About half of all adults with obesity have controlled or uncontrolled hypertension and a significantly higher mortality rate compared with normotensive counterparts, researchers reported in Obesity.
“Health care providers should aim to optimize the level of hypertension control and advocate weight loss through lifestyle and pharmacological interventions to achieve better outcomes for people with obesity,” Nicholas Chew, MBChB, MMed, MRCP, from the department of cardiology at the National University of Singapore, told Healio.
Researchers assessed 49,099 participants from the National Health and Nutrition Examination Survey between 1999 and 2018. Participants with obesity were categorized into groups based on presence of hypertension: no hypertension, controlled hypertension or uncontrolled hypertension.
The study outcomes were cardiovascular mortality and all-cause mortality.
Overall, 35.6% of participants had obesity. Of these, 53.1% had no hypertension, 24.7% had controlled hypertension and 22.2% had uncontrolled hypertension.
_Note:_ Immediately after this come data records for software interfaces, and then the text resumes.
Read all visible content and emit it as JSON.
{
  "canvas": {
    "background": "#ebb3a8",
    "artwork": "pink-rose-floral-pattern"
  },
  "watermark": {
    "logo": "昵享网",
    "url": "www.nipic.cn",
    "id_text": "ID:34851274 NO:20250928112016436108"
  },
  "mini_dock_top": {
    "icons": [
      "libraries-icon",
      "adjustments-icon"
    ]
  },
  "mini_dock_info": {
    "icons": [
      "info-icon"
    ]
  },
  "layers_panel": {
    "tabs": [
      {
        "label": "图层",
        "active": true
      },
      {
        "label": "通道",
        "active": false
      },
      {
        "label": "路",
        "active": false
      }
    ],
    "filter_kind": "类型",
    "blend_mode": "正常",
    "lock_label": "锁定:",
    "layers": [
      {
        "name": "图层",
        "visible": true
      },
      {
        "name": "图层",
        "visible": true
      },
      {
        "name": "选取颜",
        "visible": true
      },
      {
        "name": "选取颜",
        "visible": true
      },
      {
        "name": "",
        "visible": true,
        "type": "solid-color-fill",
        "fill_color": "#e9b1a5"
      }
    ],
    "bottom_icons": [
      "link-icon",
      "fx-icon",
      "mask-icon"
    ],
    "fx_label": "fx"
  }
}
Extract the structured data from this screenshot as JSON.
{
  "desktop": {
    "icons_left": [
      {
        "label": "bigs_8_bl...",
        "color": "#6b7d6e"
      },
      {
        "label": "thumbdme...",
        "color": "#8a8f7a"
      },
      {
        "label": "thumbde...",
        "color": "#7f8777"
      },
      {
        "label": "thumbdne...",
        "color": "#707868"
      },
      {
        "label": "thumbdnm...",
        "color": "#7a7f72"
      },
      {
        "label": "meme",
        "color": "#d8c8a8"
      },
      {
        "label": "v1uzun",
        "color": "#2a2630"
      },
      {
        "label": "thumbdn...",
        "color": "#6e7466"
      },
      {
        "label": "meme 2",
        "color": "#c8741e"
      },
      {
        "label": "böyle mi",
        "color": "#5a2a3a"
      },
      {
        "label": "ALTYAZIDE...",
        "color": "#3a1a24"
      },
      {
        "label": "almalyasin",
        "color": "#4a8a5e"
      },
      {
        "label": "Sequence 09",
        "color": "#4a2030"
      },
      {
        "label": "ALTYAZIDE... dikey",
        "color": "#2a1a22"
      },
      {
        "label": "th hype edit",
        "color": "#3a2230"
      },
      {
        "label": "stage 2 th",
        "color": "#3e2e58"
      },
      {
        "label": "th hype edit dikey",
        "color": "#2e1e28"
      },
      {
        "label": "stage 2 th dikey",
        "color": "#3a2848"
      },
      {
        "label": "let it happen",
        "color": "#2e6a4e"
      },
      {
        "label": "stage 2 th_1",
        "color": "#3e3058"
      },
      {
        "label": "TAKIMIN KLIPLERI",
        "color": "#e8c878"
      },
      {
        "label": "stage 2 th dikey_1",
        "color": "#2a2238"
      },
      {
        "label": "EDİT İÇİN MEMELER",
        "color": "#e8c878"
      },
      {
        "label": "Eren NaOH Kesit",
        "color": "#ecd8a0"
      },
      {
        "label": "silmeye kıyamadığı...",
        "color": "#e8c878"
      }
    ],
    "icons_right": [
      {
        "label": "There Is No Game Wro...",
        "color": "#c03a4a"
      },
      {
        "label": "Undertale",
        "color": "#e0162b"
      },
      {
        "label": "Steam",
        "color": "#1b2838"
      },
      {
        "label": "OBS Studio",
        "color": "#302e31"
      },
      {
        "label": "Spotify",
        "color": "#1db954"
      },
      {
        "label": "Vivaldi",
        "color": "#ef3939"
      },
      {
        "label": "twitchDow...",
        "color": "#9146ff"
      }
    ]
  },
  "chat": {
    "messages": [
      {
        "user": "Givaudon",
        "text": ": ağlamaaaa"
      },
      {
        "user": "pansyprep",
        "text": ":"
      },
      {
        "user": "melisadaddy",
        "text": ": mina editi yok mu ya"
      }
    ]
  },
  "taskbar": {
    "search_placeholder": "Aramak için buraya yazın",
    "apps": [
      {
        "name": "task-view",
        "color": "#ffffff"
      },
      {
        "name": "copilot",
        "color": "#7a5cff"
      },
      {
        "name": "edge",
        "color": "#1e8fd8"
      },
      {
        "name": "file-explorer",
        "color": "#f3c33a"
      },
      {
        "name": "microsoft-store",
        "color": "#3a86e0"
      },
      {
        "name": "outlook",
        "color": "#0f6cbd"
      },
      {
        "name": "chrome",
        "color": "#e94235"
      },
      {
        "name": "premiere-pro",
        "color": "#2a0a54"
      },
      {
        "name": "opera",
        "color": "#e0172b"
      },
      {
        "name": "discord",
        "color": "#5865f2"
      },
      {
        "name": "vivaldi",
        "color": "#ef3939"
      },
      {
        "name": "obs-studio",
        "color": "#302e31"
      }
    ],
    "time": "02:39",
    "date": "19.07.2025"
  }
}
Participants with uncontrolled hypertension had significantly higher all-cause mortality (17.1%), followed by those with controlled hypertension (14.8%) and no hypertension (4%).
P = .001) and those with controlled hypertension (HR = 1.21; 95% CI, 1.10-1.34; P < .001) had the highest risk for mortality compared with those without hypertension, the researchers reported.
Independent predictors of hypertension for participants with obesity were older age (RR = 1.03; 95% CI, 1.03-1.03; P < .001), male sex (RR = 1.04; 95% CI, 1.02-1.05; P < .001), BMI (RR = 1.02; 95% CI, 1.01-1.02; P < .001) and presence of diabetes (RR = 1.22; 95% CI, 1.18-1.26; P < .001).
In addition, white (RR = 1.08; 95% CI, 1.05-1.11; P < .001), Black (RR = 1.25; 95% CI, 1.20-1.31; P < .001) or other Hispanic participants (RR = 1.09; 95% CI, 1.04-1.14; P < .001) had higher risks for hypertension compared with Mexican American participants. Women, participants with diabetes and those older than 65 years had a more pronounced excess mortality trend.
According to Chew, the level of blood pressure control should be the main focus as obesity-related hypertension ensues. The findings of this study regarding mortality risk based on BMI category highlight the complex pathophysiological effects of obesity-related hypertension on CV morbidity and mortality, he said.
“The emerging interest in SGLT2 inhibitors and GLP-1 receptor agonists and their effects on blood pressure control and weight loss appears promising,” Chew said. “Studies examining the beneficial metabolic effects of these pharmacotherapies within the obesity-related hypertensive cohort will be an important next step.”
Nicholas Chew, MBChB, MMed, MRCP, can be reached at email@example.com